EXERCISE REQUIREMENTS:
Retype each entry verbatim. Do not include the images.

Dataset rows describing interfaces
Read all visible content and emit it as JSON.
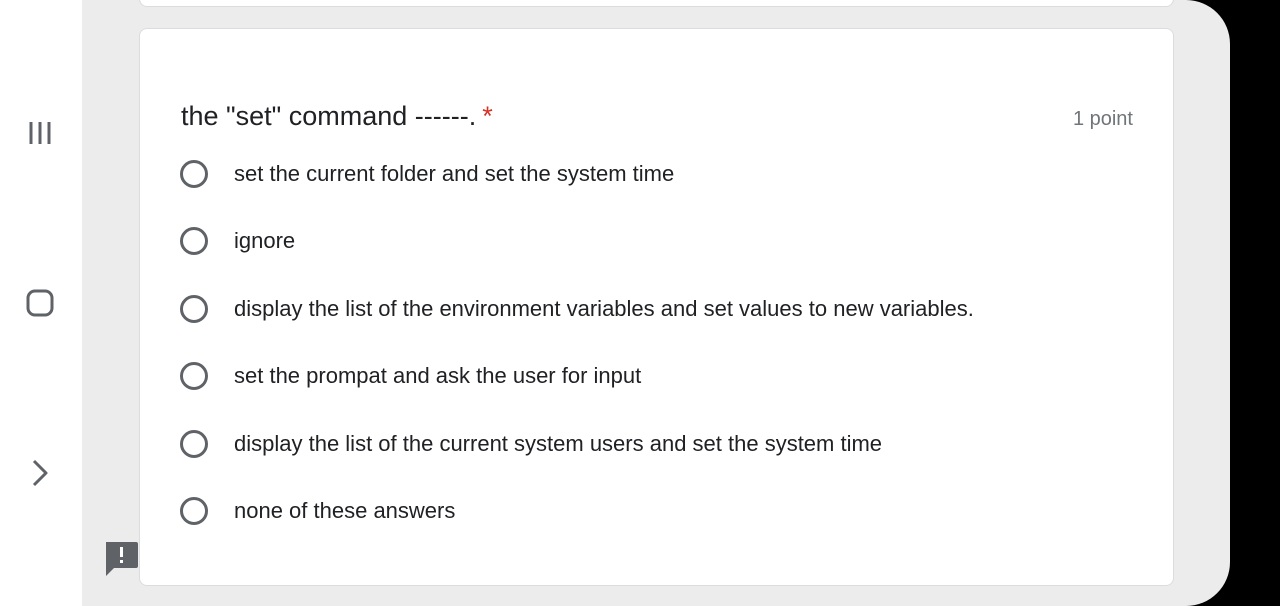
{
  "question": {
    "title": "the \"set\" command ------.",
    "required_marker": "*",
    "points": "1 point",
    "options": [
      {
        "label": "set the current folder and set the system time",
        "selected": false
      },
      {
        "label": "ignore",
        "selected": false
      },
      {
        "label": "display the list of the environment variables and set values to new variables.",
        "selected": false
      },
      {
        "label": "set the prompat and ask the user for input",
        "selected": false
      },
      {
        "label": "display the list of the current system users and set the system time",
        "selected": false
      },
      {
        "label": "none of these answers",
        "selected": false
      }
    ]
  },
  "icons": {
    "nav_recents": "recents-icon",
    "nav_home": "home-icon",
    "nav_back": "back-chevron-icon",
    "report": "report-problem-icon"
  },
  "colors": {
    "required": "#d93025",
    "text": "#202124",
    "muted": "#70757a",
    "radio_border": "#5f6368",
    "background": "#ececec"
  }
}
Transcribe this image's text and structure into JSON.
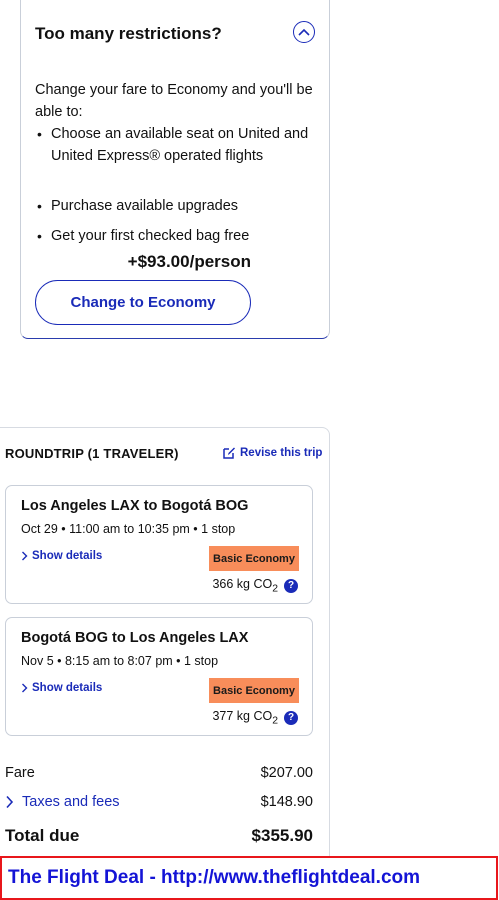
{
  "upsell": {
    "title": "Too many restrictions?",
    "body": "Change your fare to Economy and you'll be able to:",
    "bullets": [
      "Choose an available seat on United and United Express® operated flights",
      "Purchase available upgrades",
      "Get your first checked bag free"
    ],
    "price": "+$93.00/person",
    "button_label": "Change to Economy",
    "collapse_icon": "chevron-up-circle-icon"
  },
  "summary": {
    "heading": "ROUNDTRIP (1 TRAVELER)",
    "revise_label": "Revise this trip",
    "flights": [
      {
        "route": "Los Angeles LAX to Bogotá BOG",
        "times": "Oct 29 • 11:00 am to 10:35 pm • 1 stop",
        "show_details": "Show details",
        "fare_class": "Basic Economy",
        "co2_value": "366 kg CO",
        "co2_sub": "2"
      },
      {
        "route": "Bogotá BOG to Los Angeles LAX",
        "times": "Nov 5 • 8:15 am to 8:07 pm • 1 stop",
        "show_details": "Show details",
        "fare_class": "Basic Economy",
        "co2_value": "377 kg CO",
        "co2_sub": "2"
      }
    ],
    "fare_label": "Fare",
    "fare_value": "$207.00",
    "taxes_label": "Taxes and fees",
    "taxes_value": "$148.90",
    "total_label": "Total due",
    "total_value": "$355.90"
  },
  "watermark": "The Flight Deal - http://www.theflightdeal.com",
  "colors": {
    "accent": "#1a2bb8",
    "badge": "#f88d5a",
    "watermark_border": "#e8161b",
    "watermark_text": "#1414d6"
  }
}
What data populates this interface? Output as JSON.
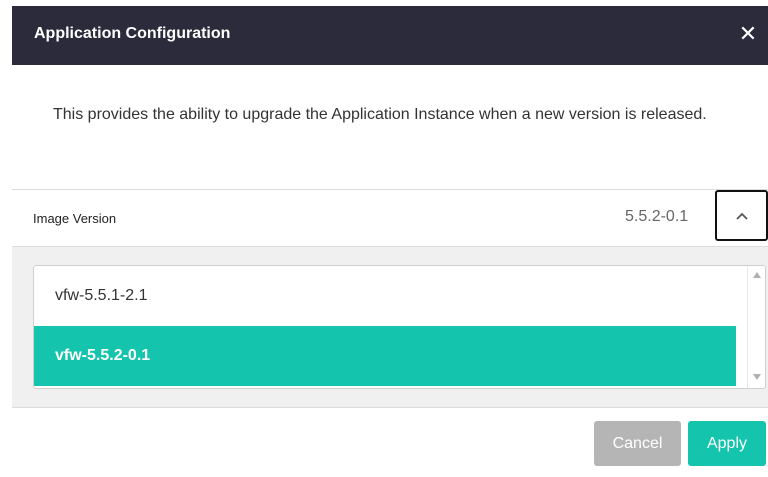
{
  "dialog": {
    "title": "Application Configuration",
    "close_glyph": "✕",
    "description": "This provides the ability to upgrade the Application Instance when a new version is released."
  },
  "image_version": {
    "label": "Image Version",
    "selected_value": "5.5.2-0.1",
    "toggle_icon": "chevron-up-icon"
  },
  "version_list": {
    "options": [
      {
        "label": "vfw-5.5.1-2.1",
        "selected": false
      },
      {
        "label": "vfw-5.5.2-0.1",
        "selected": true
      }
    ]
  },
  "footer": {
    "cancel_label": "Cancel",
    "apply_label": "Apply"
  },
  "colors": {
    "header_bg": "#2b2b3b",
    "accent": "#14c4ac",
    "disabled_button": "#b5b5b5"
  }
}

SOLUTION:
Read all visible content and emit it as JSON.
{
  "question": {
    "title": "the \"set\" command ------.",
    "required_marker": "*",
    "points": "1 point",
    "options": [
      {
        "label": "set the current folder and set the system time",
        "selected": false
      },
      {
        "label": "ignore",
        "selected": false
      },
      {
        "label": "display the list of the environment variables and set values to new variables.",
        "selected": false
      },
      {
        "label": "set the prompat and ask the user for input",
        "selected": false
      },
      {
        "label": "display the list of the current system users and set the system time",
        "selected": false
      },
      {
        "label": "none of these answers",
        "selected": false
      }
    ]
  },
  "icons": {
    "nav_recents": "recents-icon",
    "nav_home": "home-icon",
    "nav_back": "back-chevron-icon",
    "report": "report-problem-icon"
  },
  "colors": {
    "required": "#d93025",
    "text": "#202124",
    "muted": "#70757a",
    "radio_border": "#5f6368",
    "background": "#ececec"
  }
}
Transcribe this image's text and structure into JSON.
{
  "upsell": {
    "title": "Too many restrictions?",
    "body": "Change your fare to Economy and you'll be able to:",
    "bullets": [
      "Choose an available seat on United and United Express® operated flights",
      "Purchase available upgrades",
      "Get your first checked bag free"
    ],
    "price": "+$93.00/person",
    "button_label": "Change to Economy",
    "collapse_icon": "chevron-up-circle-icon"
  },
  "summary": {
    "heading": "ROUNDTRIP (1 TRAVELER)",
    "revise_label": "Revise this trip",
    "flights": [
      {
        "route": "Los Angeles LAX to Bogotá BOG",
        "times": "Oct 29 • 11:00 am to 10:35 pm • 1 stop",
        "show_details": "Show details",
        "fare_class": "Basic Economy",
        "co2_value": "366 kg CO",
        "co2_sub": "2"
      },
      {
        "route": "Bogotá BOG to Los Angeles LAX",
        "times": "Nov 5 • 8:15 am to 8:07 pm • 1 stop",
        "show_details": "Show details",
        "fare_class": "Basic Economy",
        "co2_value": "377 kg CO",
        "co2_sub": "2"
      }
    ],
    "fare_label": "Fare",
    "fare_value": "$207.00",
    "taxes_label": "Taxes and fees",
    "taxes_value": "$148.90",
    "total_label": "Total due",
    "total_value": "$355.90"
  },
  "watermark": "The Flight Deal - http://www.theflightdeal.com",
  "colors": {
    "accent": "#1a2bb8",
    "badge": "#f88d5a",
    "watermark_border": "#e8161b",
    "watermark_text": "#1414d6"
  }
}
What data populates this interface? Output as JSON.
{
  "dialog": {
    "title": "Application Configuration",
    "close_glyph": "✕",
    "description": "This provides the ability to upgrade the Application Instance when a new version is released."
  },
  "image_version": {
    "label": "Image Version",
    "selected_value": "5.5.2-0.1",
    "toggle_icon": "chevron-up-icon"
  },
  "version_list": {
    "options": [
      {
        "label": "vfw-5.5.1-2.1",
        "selected": false
      },
      {
        "label": "vfw-5.5.2-0.1",
        "selected": true
      }
    ]
  },
  "footer": {
    "cancel_label": "Cancel",
    "apply_label": "Apply"
  },
  "colors": {
    "header_bg": "#2b2b3b",
    "accent": "#14c4ac",
    "disabled_button": "#b5b5b5"
  }
}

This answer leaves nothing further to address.